## Assigned task:
Copy out each line of the material that includes the word "icon".

## Provided information:
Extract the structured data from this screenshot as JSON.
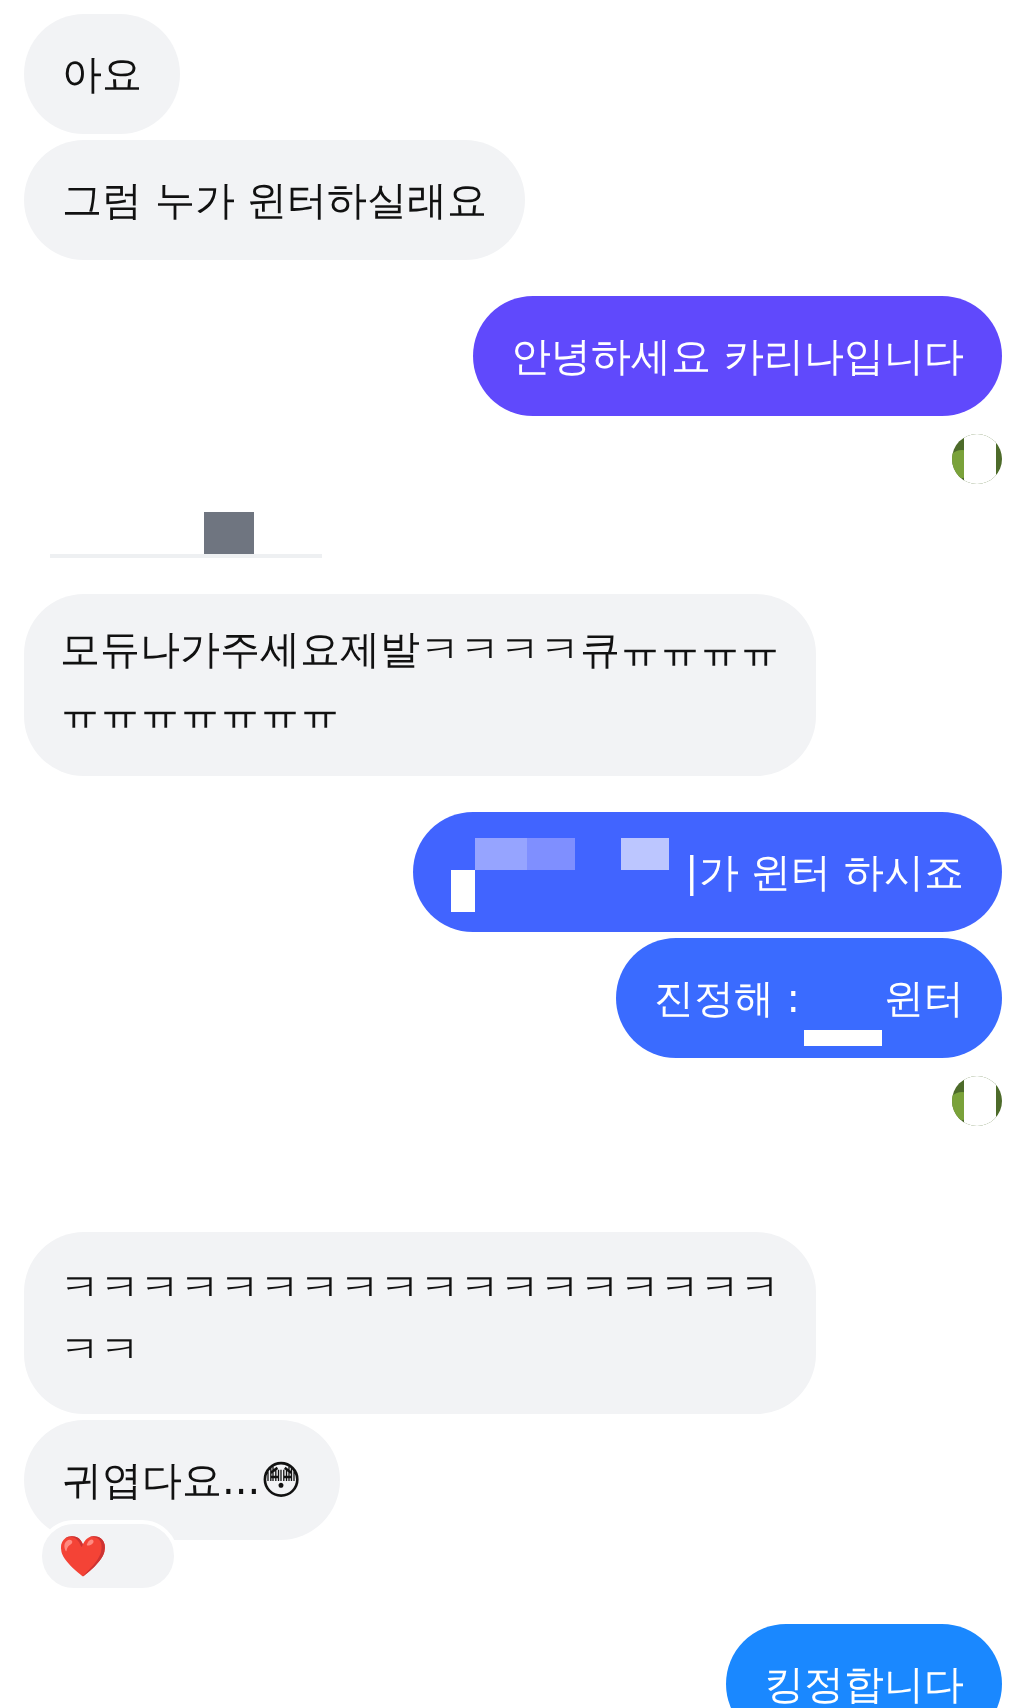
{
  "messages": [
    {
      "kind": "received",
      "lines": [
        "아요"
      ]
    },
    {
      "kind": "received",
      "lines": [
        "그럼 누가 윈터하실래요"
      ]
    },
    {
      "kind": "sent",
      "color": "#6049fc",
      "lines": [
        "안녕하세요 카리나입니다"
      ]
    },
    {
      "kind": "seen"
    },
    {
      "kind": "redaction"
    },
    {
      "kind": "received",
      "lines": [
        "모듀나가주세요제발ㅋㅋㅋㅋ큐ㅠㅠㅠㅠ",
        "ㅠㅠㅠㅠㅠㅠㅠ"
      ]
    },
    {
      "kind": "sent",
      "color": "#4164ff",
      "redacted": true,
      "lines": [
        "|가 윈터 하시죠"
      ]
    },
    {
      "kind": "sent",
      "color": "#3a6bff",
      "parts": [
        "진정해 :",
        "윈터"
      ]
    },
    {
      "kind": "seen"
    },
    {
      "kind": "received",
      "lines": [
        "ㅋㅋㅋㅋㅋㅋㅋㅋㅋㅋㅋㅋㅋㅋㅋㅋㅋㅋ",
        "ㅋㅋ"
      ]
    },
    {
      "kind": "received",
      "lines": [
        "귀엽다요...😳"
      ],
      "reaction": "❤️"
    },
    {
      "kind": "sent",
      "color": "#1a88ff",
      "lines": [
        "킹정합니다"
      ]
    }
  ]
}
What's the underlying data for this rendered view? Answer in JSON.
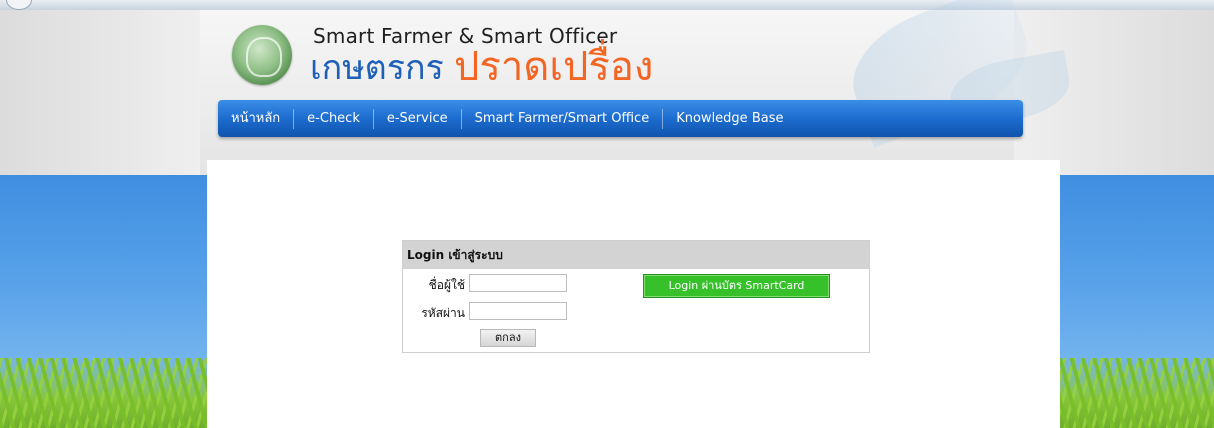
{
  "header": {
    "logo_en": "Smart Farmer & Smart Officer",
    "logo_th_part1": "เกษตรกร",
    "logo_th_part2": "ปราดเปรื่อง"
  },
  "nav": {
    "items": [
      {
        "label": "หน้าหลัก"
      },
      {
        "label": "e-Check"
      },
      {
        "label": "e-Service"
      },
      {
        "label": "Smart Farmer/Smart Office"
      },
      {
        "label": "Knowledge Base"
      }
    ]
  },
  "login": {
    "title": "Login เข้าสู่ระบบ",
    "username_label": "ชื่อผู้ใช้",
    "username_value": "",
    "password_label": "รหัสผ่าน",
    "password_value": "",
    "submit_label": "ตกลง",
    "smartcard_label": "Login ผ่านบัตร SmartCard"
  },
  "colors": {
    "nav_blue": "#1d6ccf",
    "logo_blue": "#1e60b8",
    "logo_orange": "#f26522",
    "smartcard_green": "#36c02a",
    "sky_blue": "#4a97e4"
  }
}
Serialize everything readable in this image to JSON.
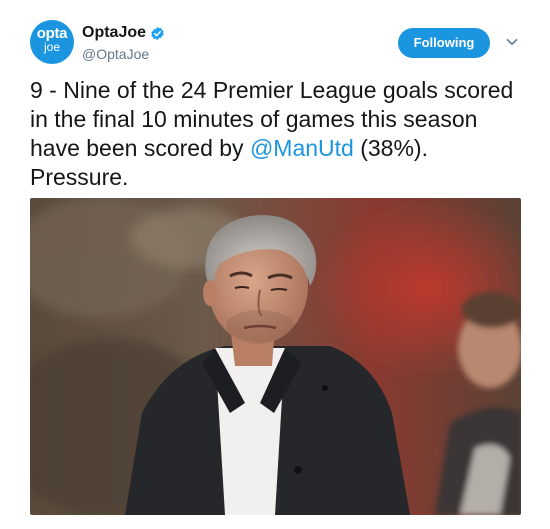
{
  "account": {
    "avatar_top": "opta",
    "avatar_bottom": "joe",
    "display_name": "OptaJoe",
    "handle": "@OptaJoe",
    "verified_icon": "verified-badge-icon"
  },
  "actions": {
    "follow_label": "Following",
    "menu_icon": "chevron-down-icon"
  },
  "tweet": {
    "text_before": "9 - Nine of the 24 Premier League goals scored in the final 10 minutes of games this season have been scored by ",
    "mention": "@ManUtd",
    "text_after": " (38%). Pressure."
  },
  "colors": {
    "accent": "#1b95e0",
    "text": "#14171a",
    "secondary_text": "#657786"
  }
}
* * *
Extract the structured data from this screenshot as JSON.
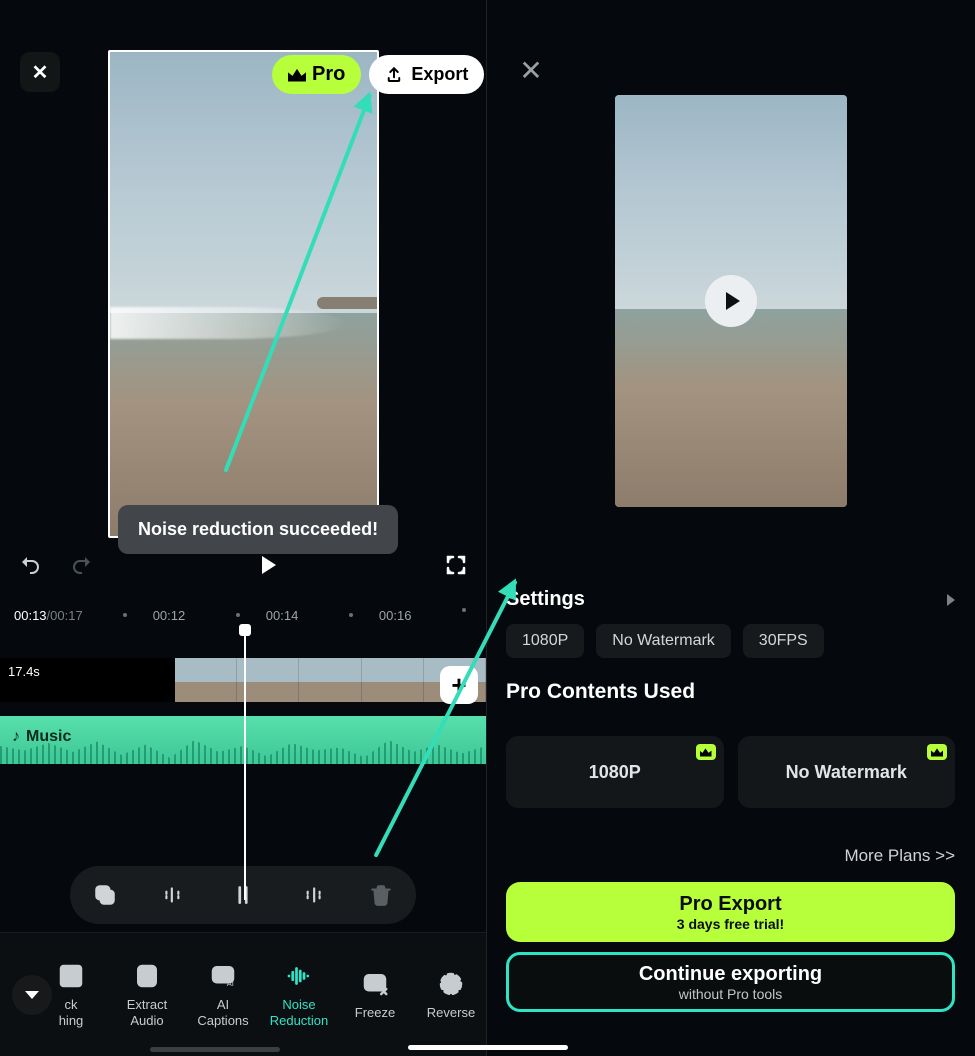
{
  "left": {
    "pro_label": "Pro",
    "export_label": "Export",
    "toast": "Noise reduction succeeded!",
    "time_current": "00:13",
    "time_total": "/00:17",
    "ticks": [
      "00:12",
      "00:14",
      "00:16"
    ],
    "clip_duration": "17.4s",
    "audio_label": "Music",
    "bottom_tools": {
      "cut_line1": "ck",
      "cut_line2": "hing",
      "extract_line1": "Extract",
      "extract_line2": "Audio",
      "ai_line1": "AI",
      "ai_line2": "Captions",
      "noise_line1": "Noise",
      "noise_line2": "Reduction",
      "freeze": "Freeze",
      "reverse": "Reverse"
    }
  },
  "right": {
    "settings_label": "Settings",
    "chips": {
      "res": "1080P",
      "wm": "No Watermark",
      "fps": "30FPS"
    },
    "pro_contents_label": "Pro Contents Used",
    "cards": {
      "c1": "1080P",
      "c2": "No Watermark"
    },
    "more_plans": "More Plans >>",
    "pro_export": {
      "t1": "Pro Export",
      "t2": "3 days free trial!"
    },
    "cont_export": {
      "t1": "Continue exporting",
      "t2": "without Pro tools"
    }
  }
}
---
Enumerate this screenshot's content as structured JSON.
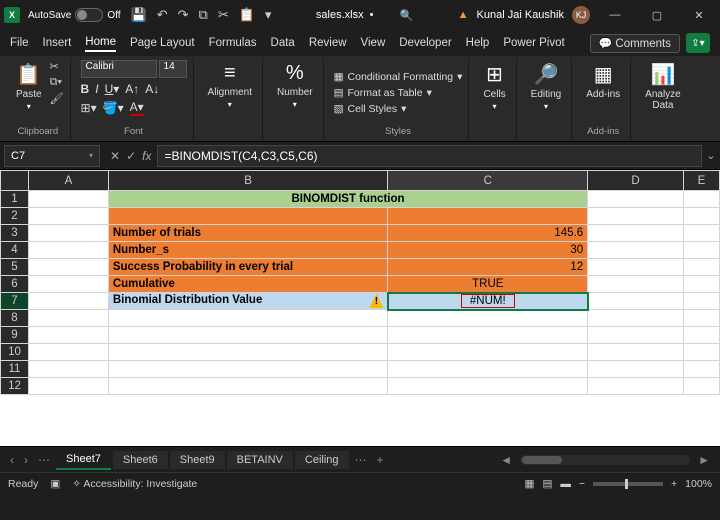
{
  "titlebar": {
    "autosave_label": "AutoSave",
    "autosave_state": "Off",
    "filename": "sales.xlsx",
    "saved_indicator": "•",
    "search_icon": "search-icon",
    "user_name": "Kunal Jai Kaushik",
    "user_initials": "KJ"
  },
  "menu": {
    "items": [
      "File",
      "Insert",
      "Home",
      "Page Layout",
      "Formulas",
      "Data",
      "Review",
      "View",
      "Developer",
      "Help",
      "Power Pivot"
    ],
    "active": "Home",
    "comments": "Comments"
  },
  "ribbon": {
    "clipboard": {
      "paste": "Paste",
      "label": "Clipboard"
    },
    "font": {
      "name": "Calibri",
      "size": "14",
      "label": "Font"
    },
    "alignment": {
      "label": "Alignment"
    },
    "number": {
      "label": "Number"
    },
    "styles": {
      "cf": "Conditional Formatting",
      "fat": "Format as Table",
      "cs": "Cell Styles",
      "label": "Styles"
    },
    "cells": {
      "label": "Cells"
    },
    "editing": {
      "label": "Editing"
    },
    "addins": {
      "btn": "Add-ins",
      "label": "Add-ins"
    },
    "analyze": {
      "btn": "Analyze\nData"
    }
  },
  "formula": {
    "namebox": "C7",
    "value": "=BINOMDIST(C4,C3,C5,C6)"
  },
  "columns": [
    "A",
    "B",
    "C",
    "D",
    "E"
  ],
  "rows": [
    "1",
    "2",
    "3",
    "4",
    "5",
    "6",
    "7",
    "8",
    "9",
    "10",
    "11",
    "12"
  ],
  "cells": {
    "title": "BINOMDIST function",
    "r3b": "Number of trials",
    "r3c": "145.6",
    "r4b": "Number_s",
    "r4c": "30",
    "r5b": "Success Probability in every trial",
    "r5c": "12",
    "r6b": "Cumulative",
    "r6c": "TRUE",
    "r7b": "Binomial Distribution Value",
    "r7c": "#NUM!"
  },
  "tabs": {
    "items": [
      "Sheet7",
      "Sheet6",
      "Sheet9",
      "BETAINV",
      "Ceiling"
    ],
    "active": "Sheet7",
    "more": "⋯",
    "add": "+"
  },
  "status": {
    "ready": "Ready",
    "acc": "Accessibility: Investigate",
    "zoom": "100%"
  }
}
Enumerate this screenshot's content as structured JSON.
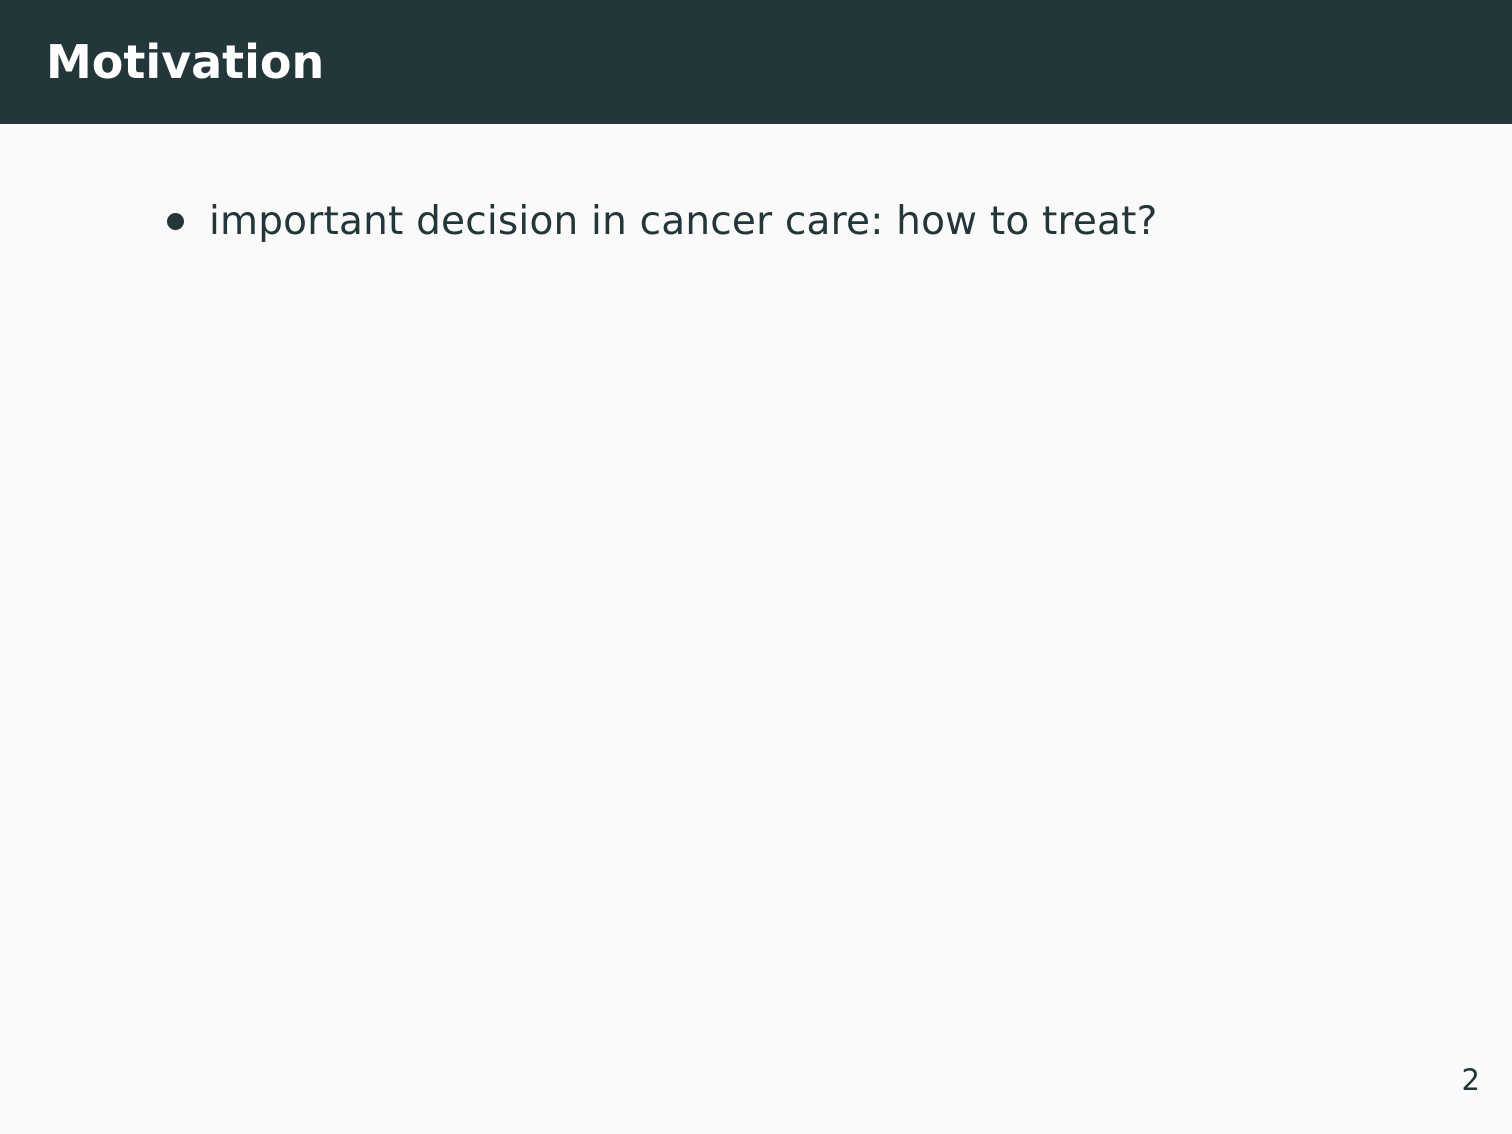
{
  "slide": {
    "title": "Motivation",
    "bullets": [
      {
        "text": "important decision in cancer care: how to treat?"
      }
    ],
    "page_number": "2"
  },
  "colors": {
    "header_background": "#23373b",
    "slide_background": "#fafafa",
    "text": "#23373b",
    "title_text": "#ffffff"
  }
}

## Result of the exercise:
    "verified_icon": "verified-badge-icon"
    "menu_icon": "chevron-down-icon"
    "search_icon": "search-icon",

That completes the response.